The Proposal Requiring Disclosure about Director Training
This proposal is fascinating to me not only as head of a nonprofit that trains directors, but also because it exemplifies why I believe we will see more “eminently reasonable” shareholder proposals like it. In short, Mr. Nakayama made a cogent argument, and Mizuho responded publicly with what other shareholders could easily see was an evasive, even lackadaisical response. From the proxy materials:
Reasons for Proposal

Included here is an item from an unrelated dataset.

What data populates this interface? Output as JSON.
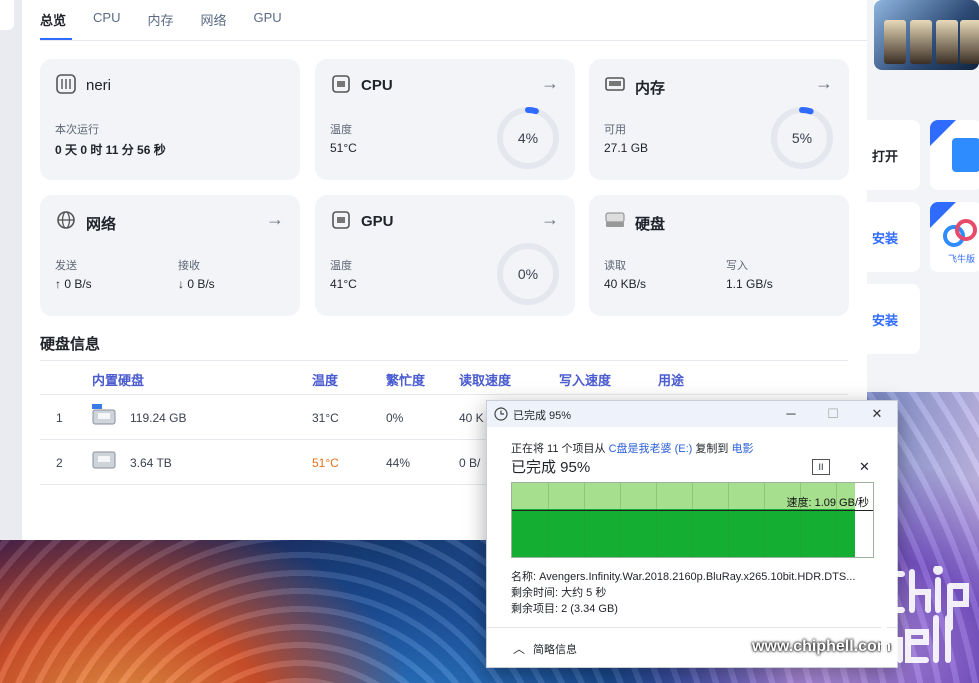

The brief personal records of candidates for Directors and Corporate Auditors presently described in convocation notices for general meetings of shareholders are not sufficient to determine whether or not each candidate is an appropriate person for Director or Corporate Auditor when voting for such Directors and Corporate Auditors. Monitoring and supervising the Company as a whole is different from executing business in each department, and for the performance of board members’ duties, it is necessary for that person to be well-acquainted with his or her obligations as a board member as well as the general business, including areas he or she has not yet experienced. The level of such knowledge and the attitude held by not only candidates for outside board member positions, but also candidates from inside the Company who constitute the majority of the candidates, is not clear. Therefore, disclosure about board member training on the Company’s website as to its policy (the persons to receive training, the time when training is to be iven and the type of training), contents (training details, training period and training provider) and results (persons who received and did not receive the training) can enable shareholders to approve candidates with confidence.
In addition, the Company’s responsibility is limited only to the duty of disclosure, thereby putting fewer burdens on the Company. Opinion of the Board of Directors of the Company
The Board of Directors of the Company opposes this proposal.
The Board of Directors also recognizes that Directors and Corporate Auditors of the Company are required to have broad knowledge and attitudes as board members in order to perform their duties, and believes that such broad knowledge and attitudes as board members should be gained through experiencing various kinds of duties, etc.
When selecting candidates for Directors and Corporate Auditors, the Board of Directors determines as the candidates, persons whom it concludes to be appropriate as Directors and Corporate Auditors of the Company, based upon due consideration of the knowledge and experience, etc., required for board members, including knowledge of general business, as well as wide-ranging insight and a high degree of expertise gained through duties experienced inside and outside the Company.
After this, the information necessary for shareholders in their selection is appropriately provided in reference materials for ordinary general meetings of shareholders in accordance with laws and regulations.
Accordingly, the Board of Directors is of the opinion that it is unnecessary to add the proposed provision to the Articles of Incorporation.
In its response, Mizuho was basically saying: “Just trust us, we select good guys… no special training about governance, law or risk management is needed… and despite what you may think, the limited information that we give you (or do not give you) about candidates is sufficient for you to vote in favor of our nominees.” But it just didn’t pan out the way it used to.
Nicholas Benes is Representative Director of The Board Director Training Institute of Japan (BDTI), a non-profit “public interest” organization certified by the Japanese government to provide training and education about corporate governance and related matters. In order to maximize its impact as a change agent, BDTI needs the support of investors in the Japanese market. http://bdti.or.jp/english/introduction. Contact: email@example.com.